It didn't sink in until we arrived at Basel Bad Bahnhof that the German trains stopped a couple of kilometres from the city centre. We just hopped on our bikes and headed in a southerly direction. I had photocopied any appropriate diagrams (you can't call them maps!) from the Hostelling International guide, so we knew the approximate location of the Basel hostel.
On the way to the hostel we tried to cut through a park on the northern river bank, but a very adamant gardener insisted that the park was for "eating and drinking, not for bicycles". He wouldn't even allow us to walk our bikes through! We found the hostel fairly easily and were lucky that we had arrived early - the place was filling up fast and there weren't many beds left (we hadn't felt the need to book ahead as all the previous hostels had been easy to get into - we had only pre-booked Zurich and Interlaken as that was over Easter; and Chur, as that was not a hostel). Denis and I got a very pleasant "double" room, so we were happy ;-)
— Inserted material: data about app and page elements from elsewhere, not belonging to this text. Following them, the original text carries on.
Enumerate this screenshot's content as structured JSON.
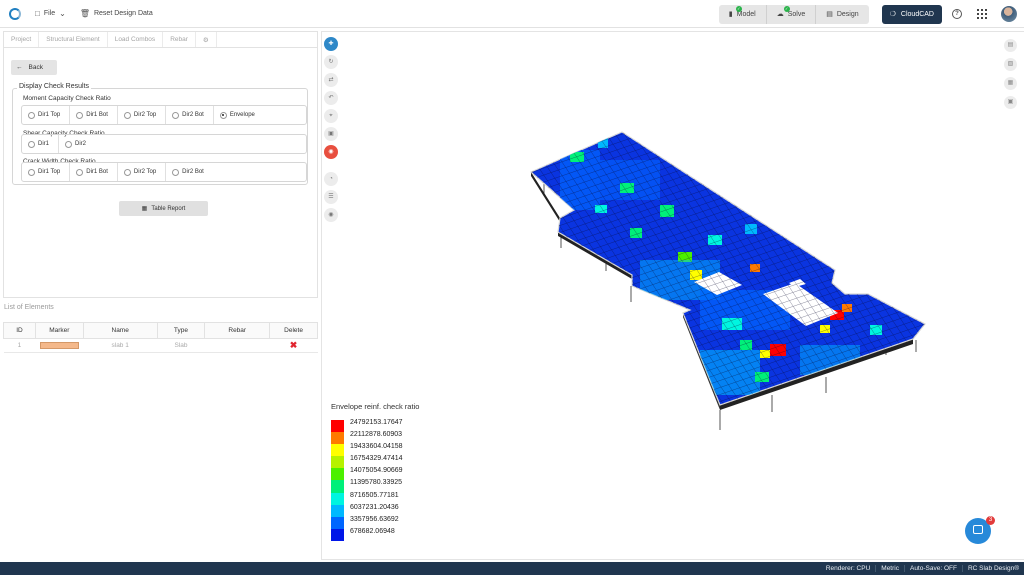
{
  "topbar": {
    "file_label": "File",
    "reset_label": "Reset Design Data",
    "steps": [
      "Model",
      "Solve",
      "Design"
    ],
    "cloud_label": "CloudCAD"
  },
  "tabs": [
    "Project",
    "Structural Element",
    "Load Combos",
    "Rebar"
  ],
  "panel": {
    "back_label": "Back",
    "display_title": "Display Check Results",
    "moment_title": "Moment Capacity Check Ratio",
    "moment_options": [
      "Dir1 Top",
      "Dir1 Bot",
      "Dir2 Top",
      "Dir2 Bot",
      "Envelope"
    ],
    "moment_selected": "Envelope",
    "shear_title": "Shear Capacity Check Ratio",
    "shear_options": [
      "Dir1",
      "Dir2"
    ],
    "crack_title": "Crack Width Check Ratio",
    "crack_options": [
      "Dir1 Top",
      "Dir1 Bot",
      "Dir2 Top",
      "Dir2 Bot"
    ],
    "report_label": "Table Report"
  },
  "elements": {
    "title": "List of Elements",
    "columns": [
      "ID",
      "Marker",
      "Name",
      "Type",
      "Rebar",
      "Delete"
    ],
    "rows": [
      {
        "id": "1",
        "name": "slab 1",
        "type": "Slab",
        "rebar": "",
        "marker_color": "#f4b88a"
      }
    ]
  },
  "legend": {
    "title": "Envelope reinf. check ratio",
    "entries": [
      {
        "value": "24792153.17647",
        "color": "#ff0000"
      },
      {
        "value": "22112878.60903",
        "color": "#ff7a00"
      },
      {
        "value": "19433604.04158",
        "color": "#ffff00"
      },
      {
        "value": "16754329.47414",
        "color": "#b6f200"
      },
      {
        "value": "14075054.90669",
        "color": "#4cf000"
      },
      {
        "value": "11395780.33925",
        "color": "#00f07a"
      },
      {
        "value": "8716505.77181",
        "color": "#00f5e0"
      },
      {
        "value": "6037231.20436",
        "color": "#00b8ff"
      },
      {
        "value": "3357956.63692",
        "color": "#0066ff"
      },
      {
        "value": "678682.06948",
        "color": "#0016e8"
      }
    ]
  },
  "chat": {
    "badge": "3"
  },
  "statusbar": [
    "Renderer: CPU",
    "Metric",
    "Auto-Save: OFF",
    "RC Slab Design®"
  ]
}
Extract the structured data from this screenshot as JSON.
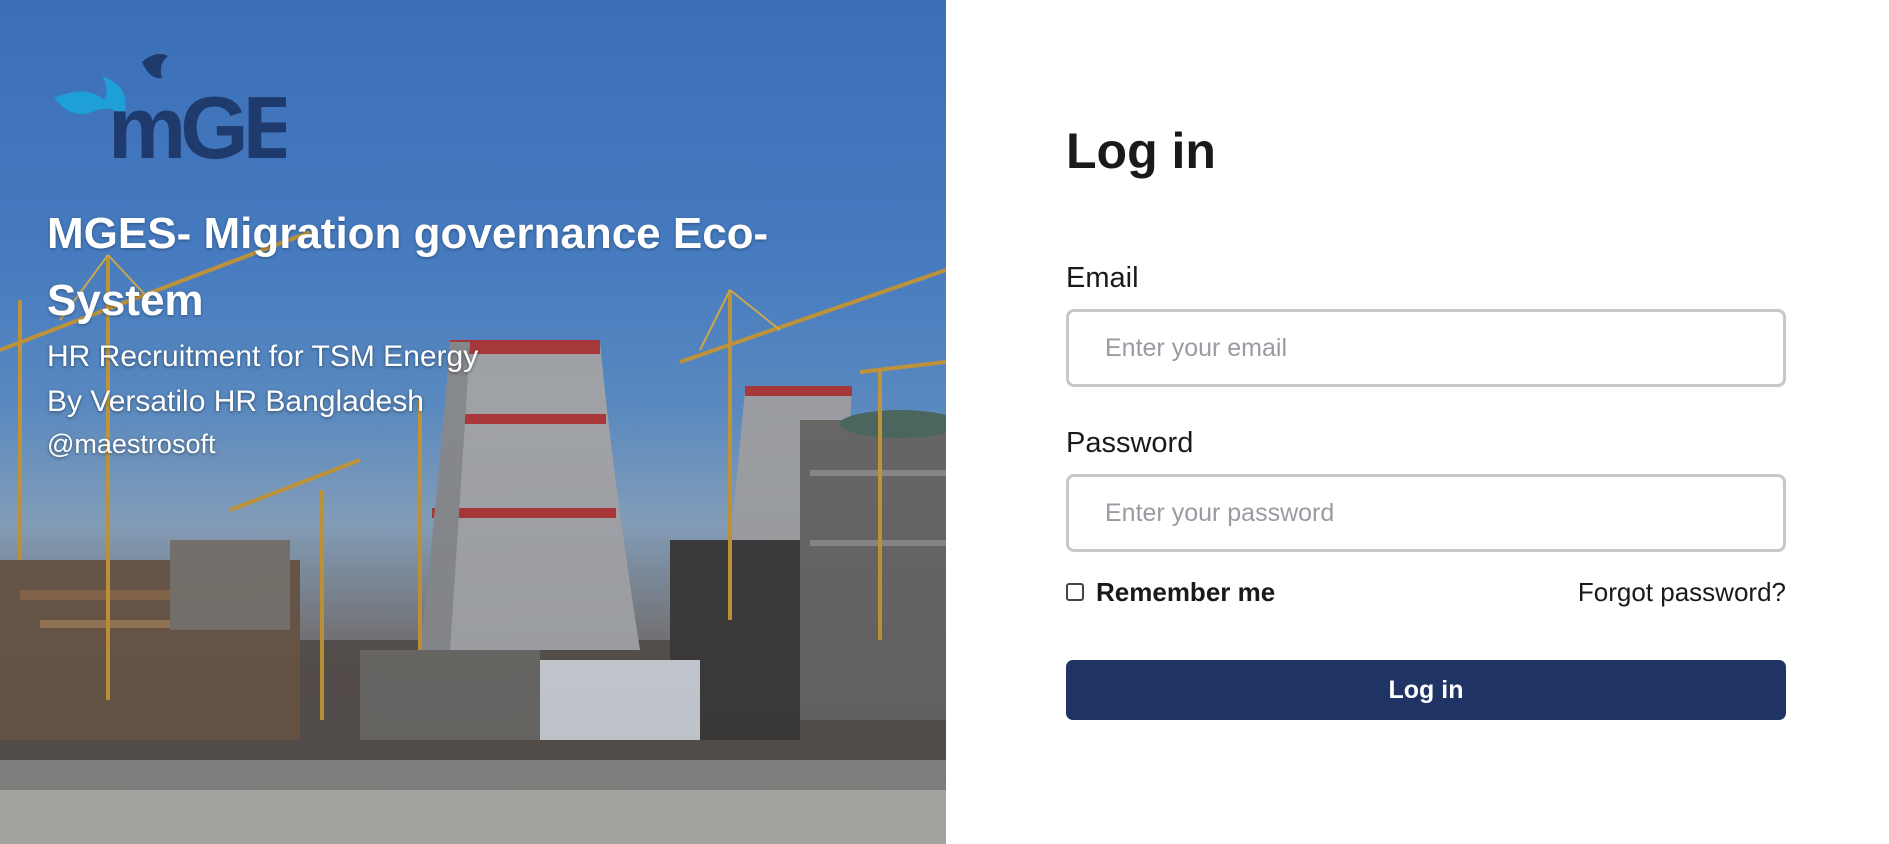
{
  "hero": {
    "logo_text": "mGES",
    "title": "MGES- Migration governance Eco-System",
    "subtitle_line1": "HR Recruitment for TSM Energy",
    "subtitle_line2": "By Versatilo HR Bangladesh",
    "handle": "@maestrosoft",
    "logo_color": "#1f3a6d",
    "logo_accent_color": "#1e9fd6"
  },
  "login": {
    "title": "Log in",
    "email_label": "Email",
    "email_placeholder": "Enter your email",
    "email_value": "",
    "password_label": "Password",
    "password_placeholder": "Enter your password",
    "password_value": "",
    "remember_label": "Remember me",
    "remember_checked": false,
    "forgot_label": "Forgot password?",
    "submit_label": "Log in",
    "button_color": "#1f3464"
  }
}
Roy and Kim arrived about 17.00 and still managed to get in, although, at first, they were told the place was full. They were very pleased to see our bikes chained to the rail (no secure parking) when they arrived. We were very pleased to see their bikes chained to the rail when we returned from sightseeing.
Roy, Mary, Denis and I went out for tea that night. We chose an Italian restaurant not far from the hostel. Italian is one of the official languages of Switzerland, right? And we were in an Italian restaurant, right? And the menu was labelled in Italian, with German descriptions, OK? So, as a side dish I ordered "Insalata verde" (green salad), a pretty normal order in an Italian restaurant. The waiter looked at me strangely, so I repeated it. "I don't speak English", he said. "It's not English, it's Italian", I replied. "I'm not Italian", he retorted. So I ordered a "grüne Salat" (green salad) instead ;-D
There was lots to see in Basel so we stayed a second day and night. We were actually still on schedule at that stage, as catching the train had saved us a day.